======== MATERIALS PROVIDED ========

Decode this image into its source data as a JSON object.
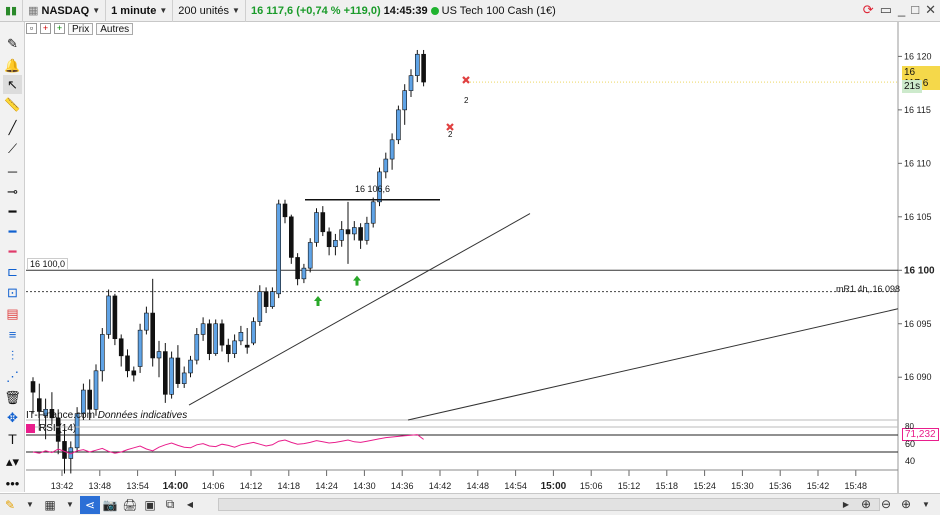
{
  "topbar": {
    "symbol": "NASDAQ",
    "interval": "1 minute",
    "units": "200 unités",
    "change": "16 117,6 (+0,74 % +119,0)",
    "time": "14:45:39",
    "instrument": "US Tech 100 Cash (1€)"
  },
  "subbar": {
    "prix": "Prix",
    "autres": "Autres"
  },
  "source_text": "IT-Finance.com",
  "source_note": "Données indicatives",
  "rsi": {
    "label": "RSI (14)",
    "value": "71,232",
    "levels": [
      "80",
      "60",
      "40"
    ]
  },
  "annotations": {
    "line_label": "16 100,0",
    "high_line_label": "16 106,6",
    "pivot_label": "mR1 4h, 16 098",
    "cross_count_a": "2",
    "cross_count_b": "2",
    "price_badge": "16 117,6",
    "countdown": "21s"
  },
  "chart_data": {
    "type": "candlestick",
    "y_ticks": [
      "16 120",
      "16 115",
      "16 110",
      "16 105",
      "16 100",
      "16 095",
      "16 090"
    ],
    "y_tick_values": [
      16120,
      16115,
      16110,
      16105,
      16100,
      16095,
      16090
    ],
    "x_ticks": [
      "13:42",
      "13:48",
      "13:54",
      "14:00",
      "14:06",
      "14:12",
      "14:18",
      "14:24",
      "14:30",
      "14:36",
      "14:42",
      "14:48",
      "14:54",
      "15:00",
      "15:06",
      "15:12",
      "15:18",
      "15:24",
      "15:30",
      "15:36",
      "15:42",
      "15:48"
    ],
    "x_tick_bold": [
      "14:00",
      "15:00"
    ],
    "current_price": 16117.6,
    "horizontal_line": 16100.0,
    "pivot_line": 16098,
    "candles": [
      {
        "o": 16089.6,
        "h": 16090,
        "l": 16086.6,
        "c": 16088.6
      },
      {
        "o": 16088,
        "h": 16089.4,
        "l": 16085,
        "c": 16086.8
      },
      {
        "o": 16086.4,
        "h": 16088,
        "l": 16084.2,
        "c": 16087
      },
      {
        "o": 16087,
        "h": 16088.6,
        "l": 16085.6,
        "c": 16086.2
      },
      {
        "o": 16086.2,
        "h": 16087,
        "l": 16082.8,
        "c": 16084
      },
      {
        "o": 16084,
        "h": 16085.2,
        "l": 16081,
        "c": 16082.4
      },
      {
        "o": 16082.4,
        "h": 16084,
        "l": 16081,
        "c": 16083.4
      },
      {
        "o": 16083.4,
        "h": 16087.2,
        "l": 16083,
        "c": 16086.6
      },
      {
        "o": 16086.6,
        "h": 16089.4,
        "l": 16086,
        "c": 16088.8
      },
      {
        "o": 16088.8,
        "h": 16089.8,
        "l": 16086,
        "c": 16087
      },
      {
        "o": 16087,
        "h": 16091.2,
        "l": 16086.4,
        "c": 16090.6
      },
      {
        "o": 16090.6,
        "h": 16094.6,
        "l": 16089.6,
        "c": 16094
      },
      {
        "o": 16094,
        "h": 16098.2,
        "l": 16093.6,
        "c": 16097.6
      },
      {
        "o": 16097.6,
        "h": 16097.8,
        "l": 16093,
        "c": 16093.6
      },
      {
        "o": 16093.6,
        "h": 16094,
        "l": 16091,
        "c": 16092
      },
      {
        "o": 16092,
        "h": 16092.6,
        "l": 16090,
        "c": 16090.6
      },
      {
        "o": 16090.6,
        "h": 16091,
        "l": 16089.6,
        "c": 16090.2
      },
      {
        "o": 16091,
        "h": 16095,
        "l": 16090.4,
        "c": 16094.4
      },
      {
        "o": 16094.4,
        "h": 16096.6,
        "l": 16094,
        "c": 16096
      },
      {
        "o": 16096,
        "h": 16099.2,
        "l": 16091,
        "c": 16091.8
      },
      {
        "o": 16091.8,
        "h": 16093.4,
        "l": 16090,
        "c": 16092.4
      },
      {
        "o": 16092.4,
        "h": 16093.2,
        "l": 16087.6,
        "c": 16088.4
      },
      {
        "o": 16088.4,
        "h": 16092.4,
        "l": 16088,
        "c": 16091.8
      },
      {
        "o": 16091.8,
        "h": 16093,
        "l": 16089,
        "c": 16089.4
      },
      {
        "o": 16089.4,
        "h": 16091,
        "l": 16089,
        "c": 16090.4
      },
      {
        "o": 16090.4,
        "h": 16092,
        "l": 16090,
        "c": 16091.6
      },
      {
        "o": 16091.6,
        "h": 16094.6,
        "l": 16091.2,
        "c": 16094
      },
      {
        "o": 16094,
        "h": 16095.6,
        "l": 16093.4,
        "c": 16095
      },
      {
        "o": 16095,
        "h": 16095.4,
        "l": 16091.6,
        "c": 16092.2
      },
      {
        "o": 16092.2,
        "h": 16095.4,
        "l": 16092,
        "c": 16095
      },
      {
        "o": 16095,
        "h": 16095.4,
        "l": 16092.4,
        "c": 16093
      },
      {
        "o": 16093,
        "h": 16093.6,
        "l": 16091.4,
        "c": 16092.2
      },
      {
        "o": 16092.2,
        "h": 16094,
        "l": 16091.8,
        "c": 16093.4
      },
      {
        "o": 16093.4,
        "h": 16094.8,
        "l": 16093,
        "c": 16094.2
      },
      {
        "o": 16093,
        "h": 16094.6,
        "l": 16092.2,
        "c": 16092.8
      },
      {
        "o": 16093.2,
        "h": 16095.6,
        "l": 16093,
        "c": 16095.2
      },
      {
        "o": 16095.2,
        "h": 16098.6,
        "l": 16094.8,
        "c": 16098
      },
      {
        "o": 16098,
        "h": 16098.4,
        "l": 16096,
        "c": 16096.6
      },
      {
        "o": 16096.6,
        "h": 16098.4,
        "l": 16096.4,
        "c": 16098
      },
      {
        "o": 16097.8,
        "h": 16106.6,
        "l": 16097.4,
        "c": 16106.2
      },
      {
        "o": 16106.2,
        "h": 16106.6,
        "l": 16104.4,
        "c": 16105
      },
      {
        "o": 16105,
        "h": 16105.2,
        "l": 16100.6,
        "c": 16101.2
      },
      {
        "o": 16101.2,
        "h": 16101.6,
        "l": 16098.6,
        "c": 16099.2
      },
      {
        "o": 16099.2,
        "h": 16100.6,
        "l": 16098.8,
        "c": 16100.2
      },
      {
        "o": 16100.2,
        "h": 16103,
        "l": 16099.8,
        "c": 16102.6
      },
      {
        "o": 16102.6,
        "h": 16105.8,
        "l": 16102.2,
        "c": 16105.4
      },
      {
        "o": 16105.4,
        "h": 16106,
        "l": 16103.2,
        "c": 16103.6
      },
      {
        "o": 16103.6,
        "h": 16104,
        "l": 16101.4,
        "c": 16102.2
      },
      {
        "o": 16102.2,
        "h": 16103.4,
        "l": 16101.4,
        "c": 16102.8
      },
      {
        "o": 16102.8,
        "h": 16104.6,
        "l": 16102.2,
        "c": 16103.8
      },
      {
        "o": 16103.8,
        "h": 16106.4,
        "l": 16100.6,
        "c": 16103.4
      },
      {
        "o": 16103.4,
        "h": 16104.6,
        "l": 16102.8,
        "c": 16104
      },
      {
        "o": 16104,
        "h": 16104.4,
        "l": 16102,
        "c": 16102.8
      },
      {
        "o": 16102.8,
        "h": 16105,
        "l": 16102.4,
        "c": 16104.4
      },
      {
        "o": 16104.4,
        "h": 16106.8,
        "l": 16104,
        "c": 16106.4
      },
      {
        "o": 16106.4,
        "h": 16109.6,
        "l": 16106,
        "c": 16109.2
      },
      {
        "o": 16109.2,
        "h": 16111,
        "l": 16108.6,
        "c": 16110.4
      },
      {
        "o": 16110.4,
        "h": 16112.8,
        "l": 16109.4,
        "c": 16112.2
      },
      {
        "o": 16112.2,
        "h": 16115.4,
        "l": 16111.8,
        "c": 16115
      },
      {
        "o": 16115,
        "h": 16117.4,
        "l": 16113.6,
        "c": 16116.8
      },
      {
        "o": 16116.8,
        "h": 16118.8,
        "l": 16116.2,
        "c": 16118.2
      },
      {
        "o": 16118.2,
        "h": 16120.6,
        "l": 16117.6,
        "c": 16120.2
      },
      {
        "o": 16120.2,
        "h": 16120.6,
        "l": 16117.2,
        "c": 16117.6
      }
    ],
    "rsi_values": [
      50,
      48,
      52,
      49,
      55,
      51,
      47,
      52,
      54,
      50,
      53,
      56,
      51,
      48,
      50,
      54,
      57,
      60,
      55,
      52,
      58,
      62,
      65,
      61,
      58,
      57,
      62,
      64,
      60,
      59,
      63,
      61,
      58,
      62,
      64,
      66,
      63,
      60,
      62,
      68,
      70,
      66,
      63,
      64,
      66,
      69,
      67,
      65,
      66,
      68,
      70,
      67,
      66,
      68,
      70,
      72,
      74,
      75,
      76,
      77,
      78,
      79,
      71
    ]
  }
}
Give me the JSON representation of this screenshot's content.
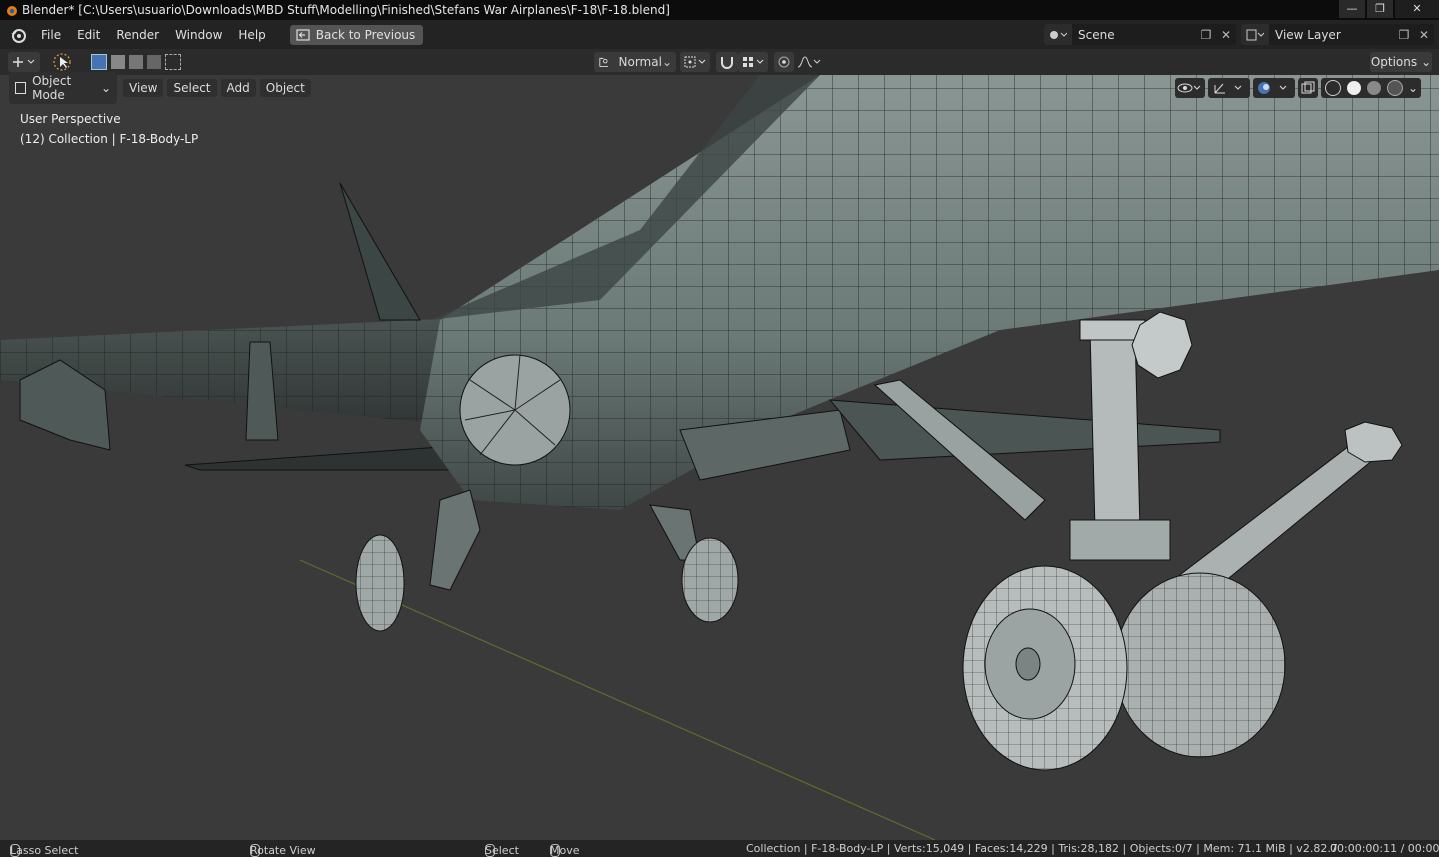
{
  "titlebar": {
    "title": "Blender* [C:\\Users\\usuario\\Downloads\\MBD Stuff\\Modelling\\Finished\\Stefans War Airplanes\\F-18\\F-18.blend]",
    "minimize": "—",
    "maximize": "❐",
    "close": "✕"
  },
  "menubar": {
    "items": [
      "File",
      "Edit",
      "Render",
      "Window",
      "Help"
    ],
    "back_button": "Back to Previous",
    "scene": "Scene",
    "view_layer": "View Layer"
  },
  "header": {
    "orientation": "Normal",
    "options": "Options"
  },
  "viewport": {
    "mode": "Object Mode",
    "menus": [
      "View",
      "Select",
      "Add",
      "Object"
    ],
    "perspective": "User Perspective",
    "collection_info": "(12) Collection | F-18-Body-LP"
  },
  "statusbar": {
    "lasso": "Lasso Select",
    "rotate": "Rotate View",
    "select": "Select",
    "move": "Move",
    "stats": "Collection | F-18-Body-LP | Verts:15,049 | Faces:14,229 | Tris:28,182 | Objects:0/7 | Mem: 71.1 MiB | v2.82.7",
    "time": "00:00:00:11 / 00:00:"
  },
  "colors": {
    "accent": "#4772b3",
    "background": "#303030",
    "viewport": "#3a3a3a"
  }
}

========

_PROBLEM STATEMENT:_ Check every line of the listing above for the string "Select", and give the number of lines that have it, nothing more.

_RESULT FOR THIS TASK:_ 3